Running a business helps owners get healthy
In its spring 2013 Small Business Owner Report, Bank of America found 53 percent of responding owners said their health has improved along with operating a small business. But it’s not just themselves they focused on; 85 percent said they’ve also taken steps to improve the satisfaction and well-being of employees, which often comes at a price.
Some of the activities used to boost employee happiness were discounting services and/or goods for workers, offering workplace amenities like food and massages (both 31 percent) and team-building exercises and outings (23 percent).
“It’s important to be flexible when it comes to our employees,” said George Montilio, president of Massachusetts-based Montilio’s Baking Company. “We provide very competitive compensation and offer benefits that make sense for us as a business, such as employee discounts.”
However, despite their active lives – 35 percent said they got more exercise running a small business – stress was still a factor for owners: 14 percent cited managing cash flow as a major burden.
General economic outlook positive
The survey also gauged the sentiment of small business owners when it came to the economy. Thirty-one percent said they were likely to hire employees during the next 12 months, while 51 percent expect revenues to increase during the same time frame.
Overall, 41 percent believe the national economy will improve within the next year, and 45 percent said the same about their local economy.
Access to working capital has also improved somewhat for small businesses. Sixty-seven percent said sufficient capital is available to them, while 79 percent of owners who applied for a loan in the past two years received funding.
However, Robb Hilson, small business executive for Bank of America, warned access to capital is only one part of the larger financing picture for entrepreneurs. Hilson noted improving cash flow and investing in new equipment are also key strategies that impact financial health.

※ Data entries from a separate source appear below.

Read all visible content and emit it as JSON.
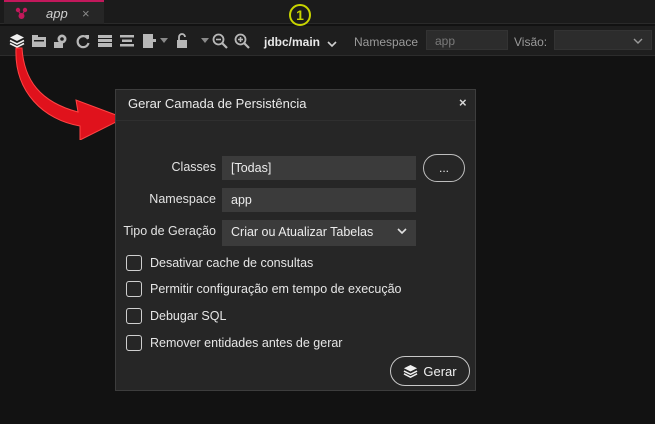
{
  "tab": {
    "label": "app",
    "close": "×"
  },
  "toolbar": {
    "connection": "jdbc/main",
    "badge": "1",
    "namespace_label": "Namespace",
    "namespace_value": "app",
    "view_label": "Visão:",
    "view_value": ""
  },
  "dialog": {
    "title": "Gerar Camada de Persistência",
    "close": "×",
    "classes_label": "Classes",
    "classes_value": "[Todas]",
    "dots_label": "...",
    "namespace_label": "Namespace",
    "namespace_value": "app",
    "generation_label": "Tipo de Geração",
    "generation_value": "Criar ou Atualizar Tabelas",
    "options": [
      {
        "label": "Desativar cache de consultas",
        "checked": false
      },
      {
        "label": "Permitir configuração em tempo de execução",
        "checked": false
      },
      {
        "label": "Debugar SQL",
        "checked": false
      },
      {
        "label": "Remover entidades antes de gerar",
        "checked": false
      }
    ],
    "generate_label": "Gerar"
  },
  "colors": {
    "accent": "#c2185b",
    "badge": "#c8d400",
    "arrow": "#e0121c",
    "dialog_bg": "#262626",
    "field_bg": "#3b3b3b"
  }
}
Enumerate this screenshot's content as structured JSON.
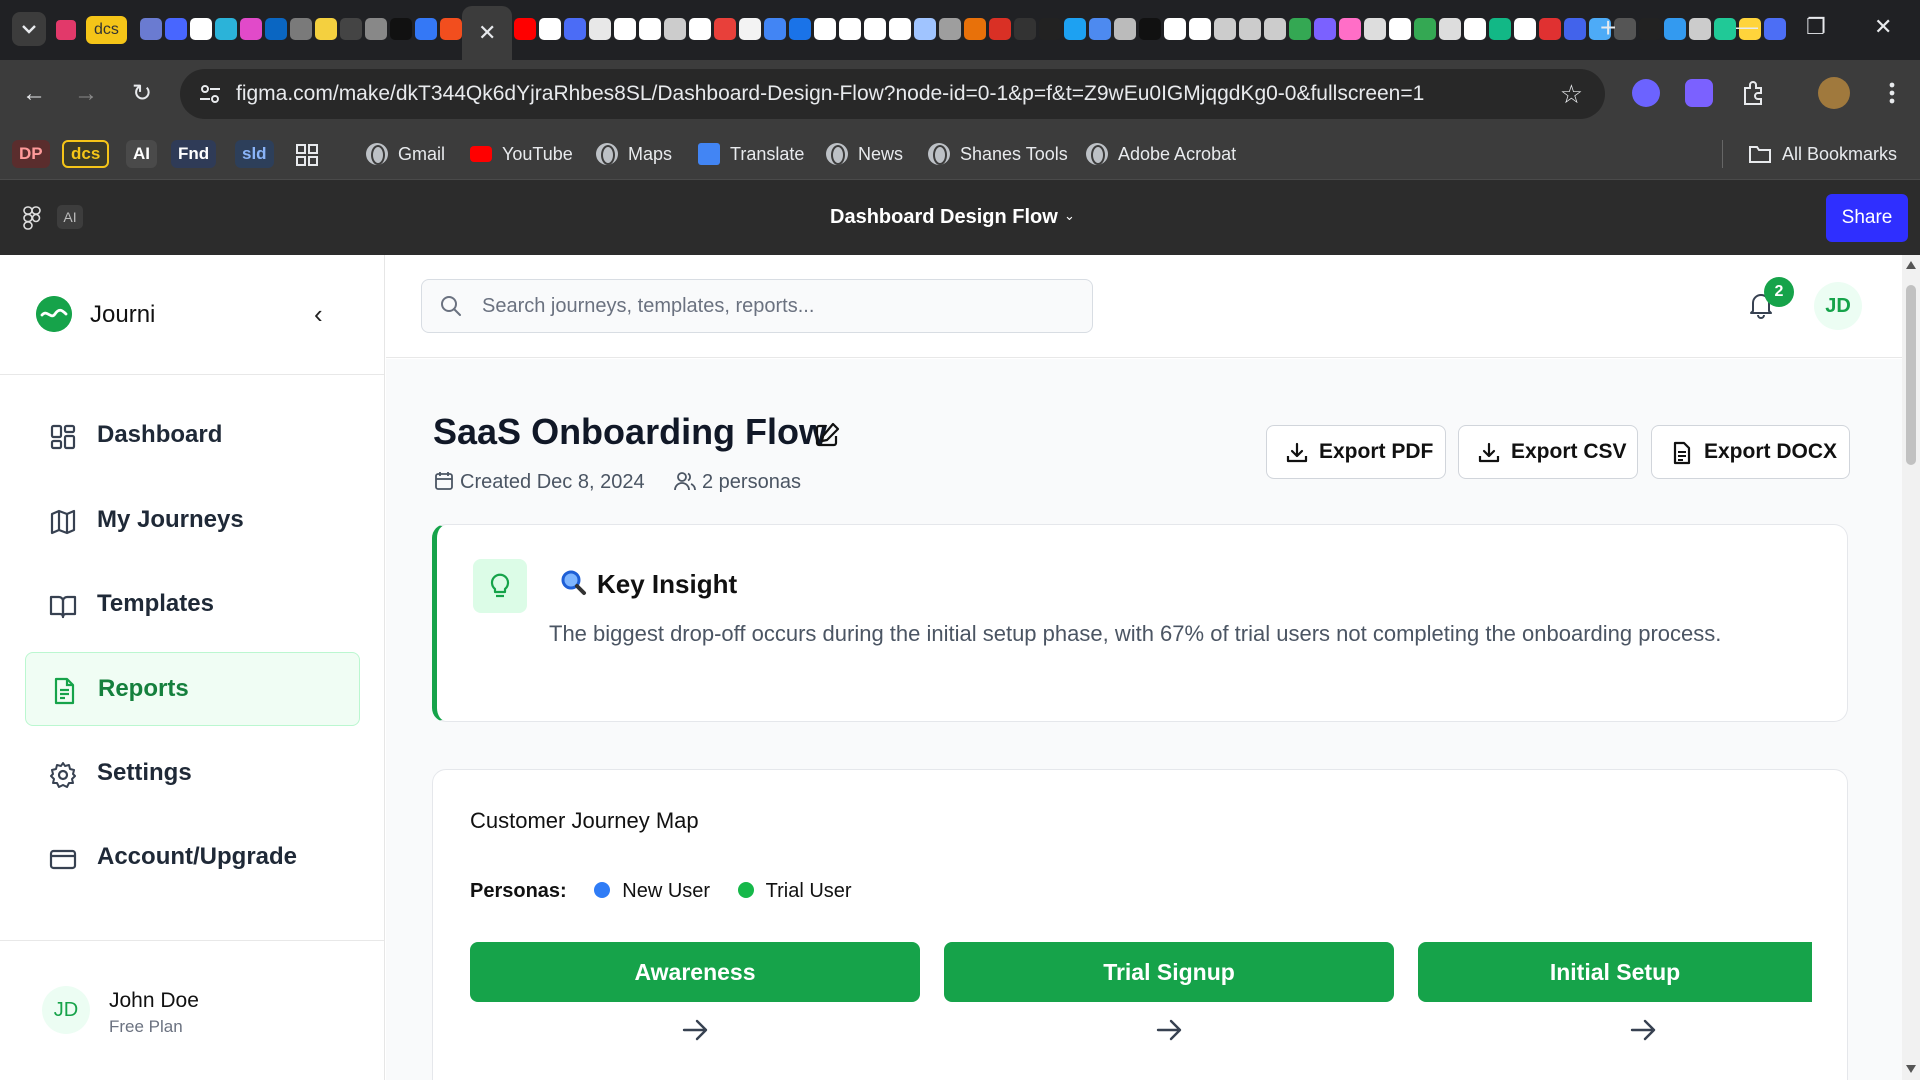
{
  "browser": {
    "tab_menu_icon": "chevron-down-icon",
    "pinned_tab_label": "dcs",
    "active_tab_close": "✕",
    "new_tab": "+",
    "window_controls": {
      "minimize": "—",
      "restore": "❐",
      "close": "✕"
    },
    "back": "←",
    "forward": "→",
    "reload": "↻",
    "url": "figma.com/make/dkT344Qk6dYjraRhbes8SL/Dashboard-Design-Flow?node-id=0-1&p=f&t=Z9wEu0IGMjqgdKg0-0&fullscreen=1",
    "star": "☆",
    "bookmarks": {
      "chips": [
        "DP",
        "dcs",
        "AI",
        "Fnd",
        "sld"
      ],
      "items": [
        "Gmail",
        "YouTube",
        "Maps",
        "Translate",
        "News",
        "Shanes Tools",
        "Adobe Acrobat"
      ],
      "all_bookmarks": "All Bookmarks"
    }
  },
  "figma": {
    "ai_badge": "AI",
    "file_title": "Dashboard Design Flow",
    "caret": "⌄",
    "share_label": "Share",
    "share_color": "#2f2fff"
  },
  "app": {
    "brand": {
      "name": "Journi",
      "collapse": "‹",
      "color": "#16a34a"
    },
    "nav": [
      {
        "label": "Dashboard",
        "icon": "dashboard-grid-icon",
        "active": false
      },
      {
        "label": "My Journeys",
        "icon": "map-icon",
        "active": false
      },
      {
        "label": "Templates",
        "icon": "book-open-icon",
        "active": false
      },
      {
        "label": "Reports",
        "icon": "document-icon",
        "active": true
      },
      {
        "label": "Settings",
        "icon": "gear-icon",
        "active": false
      },
      {
        "label": "Account/Upgrade",
        "icon": "credit-card-icon",
        "active": false
      }
    ],
    "user": {
      "initials": "JD",
      "name": "John Doe",
      "plan": "Free Plan"
    },
    "search": {
      "placeholder": "Search journeys, templates, reports...",
      "value": ""
    },
    "notifications": {
      "count": "2"
    },
    "avatar_initials": "JD",
    "page": {
      "title": "SaaS Onboarding Flow",
      "created": "Created Dec 8, 2024",
      "personas_count": "2 personas",
      "exports": [
        "Export PDF",
        "Export CSV",
        "Export DOCX"
      ]
    },
    "insight": {
      "title": "Key Insight",
      "emoji": "🔍",
      "text": "The biggest drop-off occurs during the initial setup phase, with 67% of trial users not completing the onboarding process.",
      "accent": "#16a34a"
    },
    "journey_map": {
      "title": "Customer Journey Map",
      "personas_label": "Personas:",
      "personas": [
        {
          "name": "New User",
          "color": "#2f7cf6"
        },
        {
          "name": "Trial User",
          "color": "#16b84a"
        }
      ],
      "stages": [
        "Awareness",
        "Trial Signup",
        "Initial Setup"
      ],
      "stage_color": "#16a34a"
    }
  }
}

As the economy continues its upswing, more small business owners may be encouraged to expand or make operational improvements they put off during the recession. To do so, entrepreneurs can work with National Funding to obtain small business loan or equipment leasing packages.